Hovering well above the 50 point barrier which signals growth, our industrial output has rarely been healthier in recent years.
Before we start getting over-excited, I just wanted to pour some cold water on all of this back-slapping.
My concern is that these numbers mask an uncomfortable truth, namely that British manufacturing is all-too-often operating its machines flat out. Like a car that is being thrashed up and down a motorway every day of the week, our packaging machines, conveyors, machine tools and lifting equipment are working 24/7.
This is good for output but bad for the machines. The old saying, ‘what you don’t repair you destroy’ has never been more apt.
We are not doing enough repairs.
The truth is that we aren’t doing enough repairs, or at least we aren’t doing enough of the right sort of repairs. Built-in redundancy time, which would give maintenance people the opportunity to dig a little deeper and identify whether a bearing is going to fail, or a spindle is nearing the end of its life or if a ballscrew needs changing, is impossible if the machines are working flat out.
The root of this problem, I believe, is cultural.
In the UK, management cannot stand to see a machine idle. Idle machines are by definition, non-productive and an eye-sore. Therefore, the only time maintenance engineers get access to a machine is when it goes down.
In Japan, the model is very different. In plants I have visited in the semi-conductor industry, fabrication equipment was only ever running at 60% capacity. One machine was always down for preventive
maintenance with another one idle.
This meant that if there was a machine breakdown, the idle machine could be brought online and production continued. What’s more, it ensured that maintenance engineers could prioritise preventive maintenance work over breakdowns.

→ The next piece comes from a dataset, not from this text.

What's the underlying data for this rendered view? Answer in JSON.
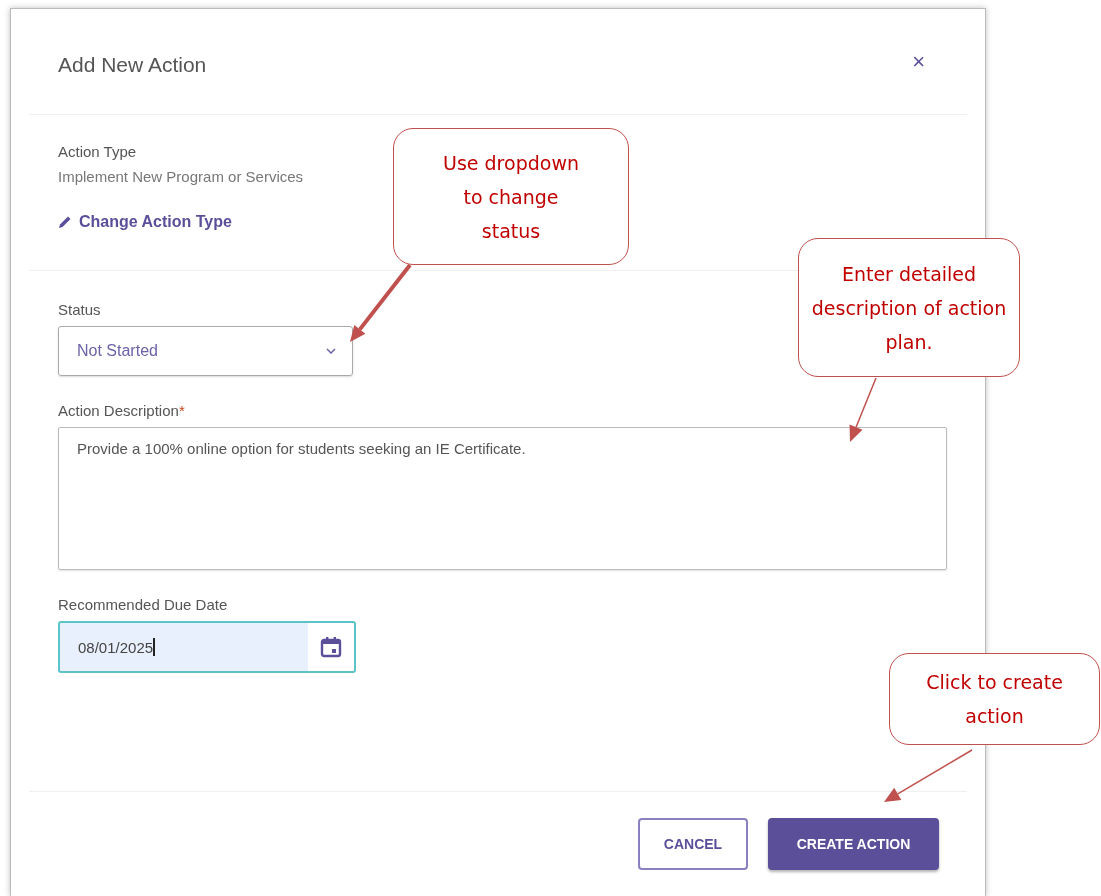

Vendor support, what is the true cost?
With maintenance teams already stretched, the key to implementing this sort of system is good vendor support, which allows in-house maintenance engineers to focus on preventive maintenance while vendor engineers pick up the firefighting.
This is not the cheapest option, but from my experience yield and uptime numbers were significantly superior in Japanese factories with this sort of system in place, compared to their British equivalents.
However, there is stiff resistance to this approach from most British managers. In-house maintenance teams plus vendor support is regarded as a ‘cost too far’. Attempts to implement more planned and
preventive maintenance schedules, including condition and vibration monitoring, are therefore at the mercy of events and rarely survive the first major breakdown.
We wouldn’t expect a garage to perform an MOT while a car is running and we wouldn’t expect a repair man to sort out a washing machine while it’s in the middle of a rinse and hold. Why then do we expect our maintenance engineers to perform miracles?
There are some outstanding examples of highly efficient maintenance teams in the UK, leading the way in implementing state-of-the-art maintenance practices, but they are the exception rather than the rule.
My fear is that too many are operating on a wing and a prayer, hoping that machinery can keep going and firefighting when it inevitably fails.